RECORDED INFORMATION Start Marker

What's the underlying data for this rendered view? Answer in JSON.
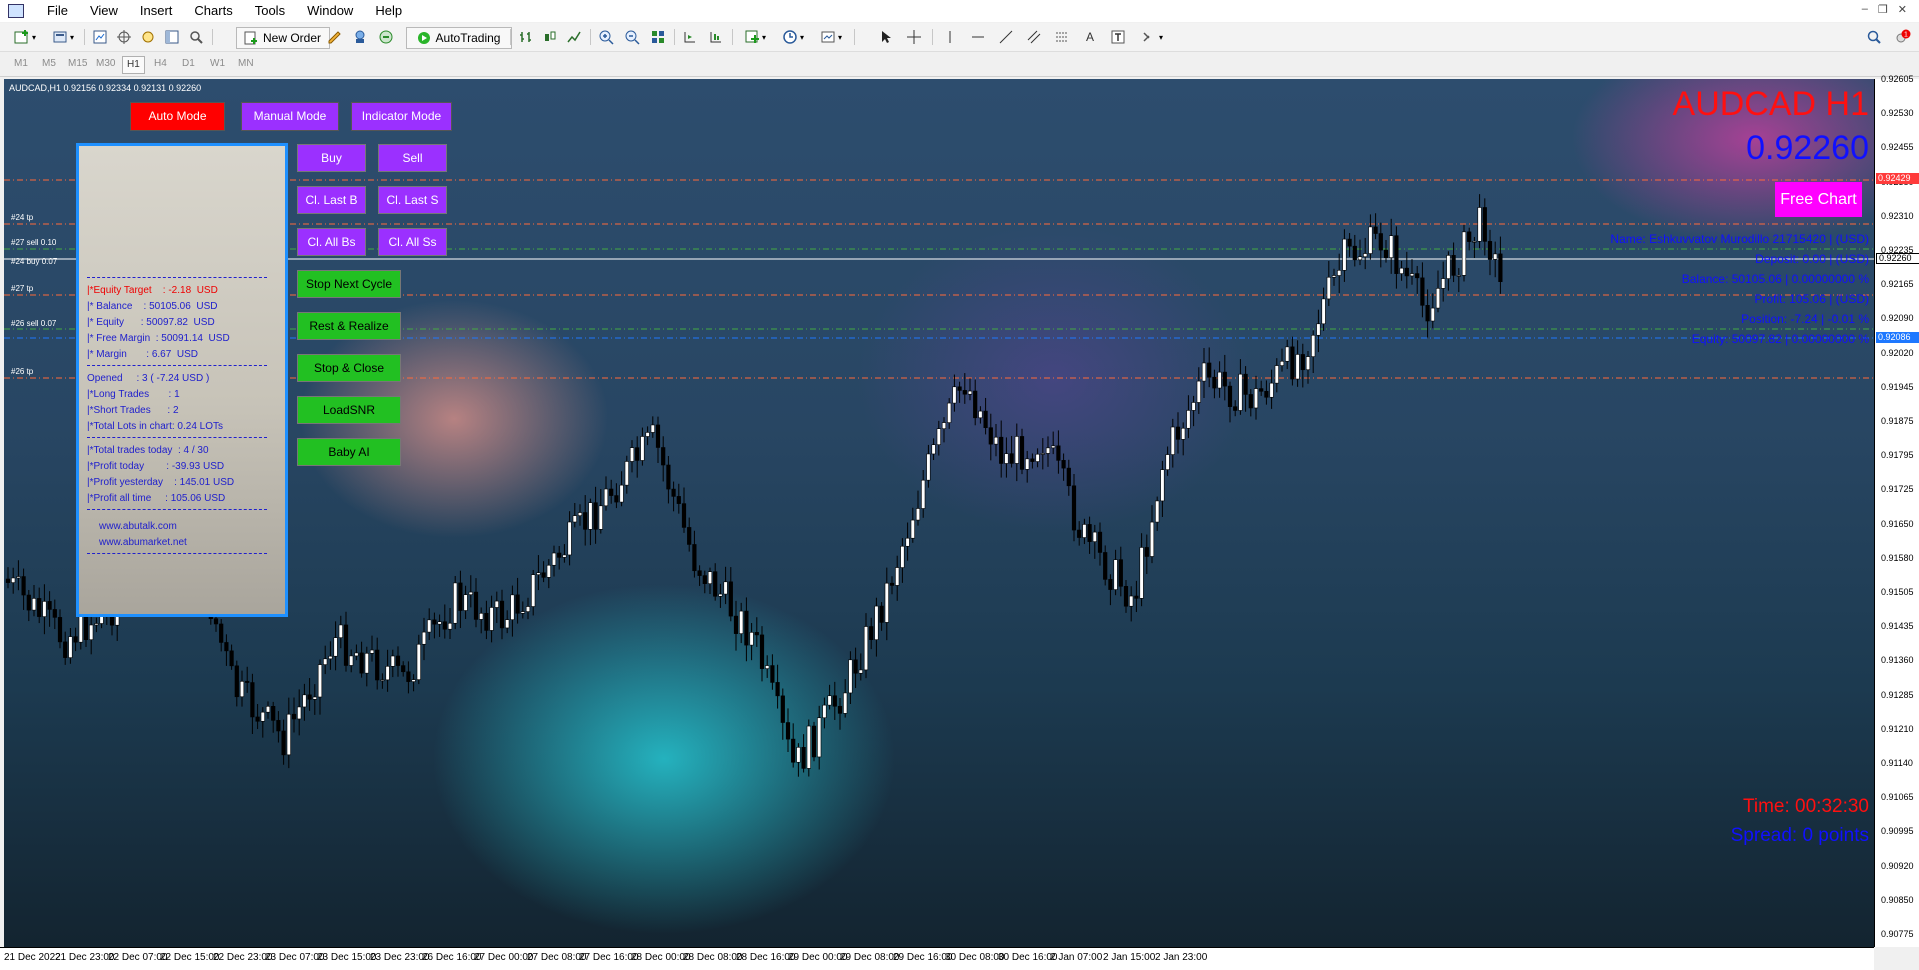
{
  "menu": [
    "File",
    "View",
    "Insert",
    "Charts",
    "Tools",
    "Window",
    "Help"
  ],
  "toolbar": {
    "new_order": "New Order",
    "autotrading": "AutoTrading"
  },
  "timeframes": [
    "M1",
    "M5",
    "M15",
    "M30",
    "H1",
    "H4",
    "D1",
    "W1",
    "MN"
  ],
  "active_timeframe": "H1",
  "chart": {
    "info": "AUDCAD,H1  0.92156 0.92334 0.92131 0.92260",
    "symbol_title": "AUDCAD H1",
    "price_big": "0.92260",
    "free_chart": "Free Chart",
    "timer": "Time: 00:32:30",
    "spread": "Spread: 0 points"
  },
  "modes": {
    "auto": "Auto Mode",
    "manual": "Manual Mode",
    "indicator": "Indicator Mode"
  },
  "buttons": {
    "buy": "Buy",
    "sell": "Sell",
    "cl_last_b": "Cl. Last B",
    "cl_last_s": "Cl. Last S",
    "cl_all_bs": "Cl. All Bs",
    "cl_all_ss": "Cl. All Ss",
    "stop_next_cycle": "Stop Next Cycle",
    "rest_realize": "Rest & Realize",
    "stop_close": "Stop & Close",
    "load_snr": "LoadSNR",
    "baby_ai": "Baby AI"
  },
  "panel": {
    "equity_target": "|*Equity Target    : -2.18  USD",
    "balance": "|* Balance    : 50105.06  USD",
    "equity": "|* Equity      : 50097.82  USD",
    "free_margin": "|* Free Margin  : 50091.14  USD",
    "margin": "|* Margin       : 6.67  USD",
    "opened": "Opened     : 3 ( -7.24 USD )",
    "long_trades": "|*Long Trades       : 1",
    "short_trades": "|*Short Trades      : 2",
    "total_lots": "|*Total Lots in chart: 0.24 LOTs",
    "trades_today": "|*Total trades today  : 4 / 30",
    "profit_today": "|*Profit today        : -39.93 USD",
    "profit_yesterday": "|*Profit yesterday    : 145.01 USD",
    "profit_all": "|*Profit all time     : 105.06 USD",
    "site1": "www.abutalk.com",
    "site2": "www.abumarket.net"
  },
  "account": {
    "name": "Name: Eshkuvvatov Murodillo 21715420 | (USD)",
    "deposit": "Deposit: 0.00 | (USD)",
    "balance": "Balance: 50105.06 | 0.00000000 %",
    "profit": "Profit: 105.06 | (USD)",
    "position": "Position: -7.24 | -0.01 %",
    "equity": "Equity: 50097.82 | 0.00000000 %"
  },
  "levels": [
    "#24 tp",
    "#27 sell 0.10",
    "#24 buy 0.07",
    "#27 tp",
    "#26 sell 0.07",
    "#26 tp"
  ],
  "price_scale": [
    "0.92605",
    "0.92530",
    "0.92455",
    "0.92380",
    "0.92310",
    "0.92235",
    "0.92165",
    "0.92090",
    "0.92020",
    "0.91945",
    "0.91875",
    "0.91795",
    "0.91725",
    "0.91650",
    "0.91580",
    "0.91505",
    "0.91435",
    "0.91360",
    "0.91285",
    "0.91210",
    "0.91140",
    "0.91065",
    "0.90995",
    "0.90920",
    "0.90850",
    "0.90775"
  ],
  "price_tags": {
    "red": {
      "text": "0.92429",
      "color": "#ff3b3b"
    },
    "current": {
      "text": "0.92260",
      "color": "#ffffff"
    },
    "blue": {
      "text": "0.92086",
      "color": "#1e78ff"
    }
  },
  "time_scale": [
    "21 Dec 2022",
    "21 Dec 23:00",
    "22 Dec 07:00",
    "22 Dec 15:00",
    "22 Dec 23:00",
    "23 Dec 07:00",
    "23 Dec 15:00",
    "23 Dec 23:00",
    "26 Dec 16:00",
    "27 Dec 00:00",
    "27 Dec 08:00",
    "27 Dec 16:00",
    "28 Dec 00:00",
    "28 Dec 08:00",
    "28 Dec 16:00",
    "29 Dec 00:00",
    "29 Dec 08:00",
    "29 Dec 16:00",
    "30 Dec 08:00",
    "30 Dec 16:00",
    "2 Jan 07:00",
    "2 Jan 15:00",
    "2 Jan 23:00"
  ],
  "colors": {
    "mode_auto": "#ff0000",
    "mode_other": "#9b30ff",
    "action": "#9b30ff",
    "green": "#22c022",
    "panel_border": "#1e90ff"
  }
}
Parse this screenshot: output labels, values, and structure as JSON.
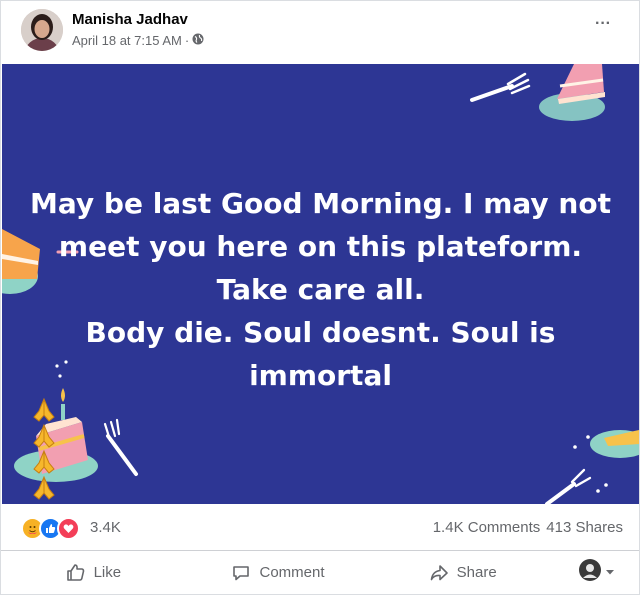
{
  "post": {
    "author": "Manisha Jadhav",
    "date": "April 18 at 7:15 AM",
    "separator": "·",
    "privacy_icon": "globe-icon",
    "more_label": "···"
  },
  "banner": {
    "background": "#2d3694",
    "lines": [
      "May be last Good Morning. I may not",
      "meet you here on this plateform.",
      "Take care all.",
      "Body die. Soul doesnt. Soul is",
      "immortal"
    ],
    "emoji_icon": "folded-hands-icon",
    "emoji_count": 4
  },
  "stats": {
    "reaction_icons": [
      "care-icon",
      "like-icon",
      "love-icon"
    ],
    "reaction_count": "3.4K",
    "comments": "1.4K Comments",
    "shares": "413 Shares"
  },
  "actions": {
    "like": "Like",
    "comment": "Comment",
    "share": "Share"
  },
  "colors": {
    "like_blue": "#1877f2",
    "love_red": "#f33e58",
    "care_yellow": "#f7b125",
    "secondary_text": "#65676b"
  }
}
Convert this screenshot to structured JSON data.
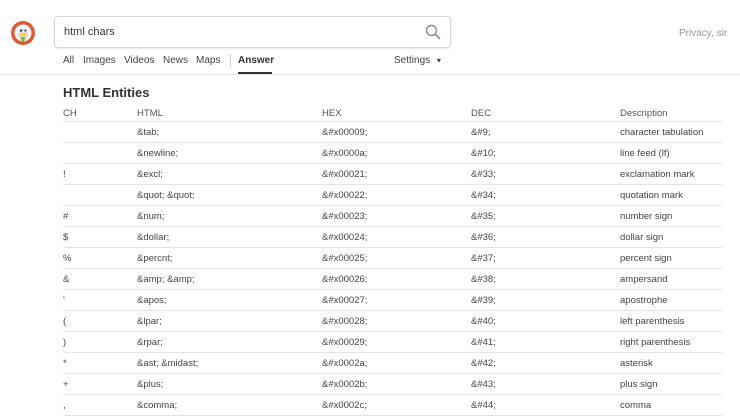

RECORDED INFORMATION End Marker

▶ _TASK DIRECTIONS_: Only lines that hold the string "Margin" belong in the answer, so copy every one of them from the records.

▶ _EXERCISE RESPONSE_:
    "free_margin": "|* Free Margin  : 50091.14  USD",
    "margin": "|* Margin       : 6.67  USD",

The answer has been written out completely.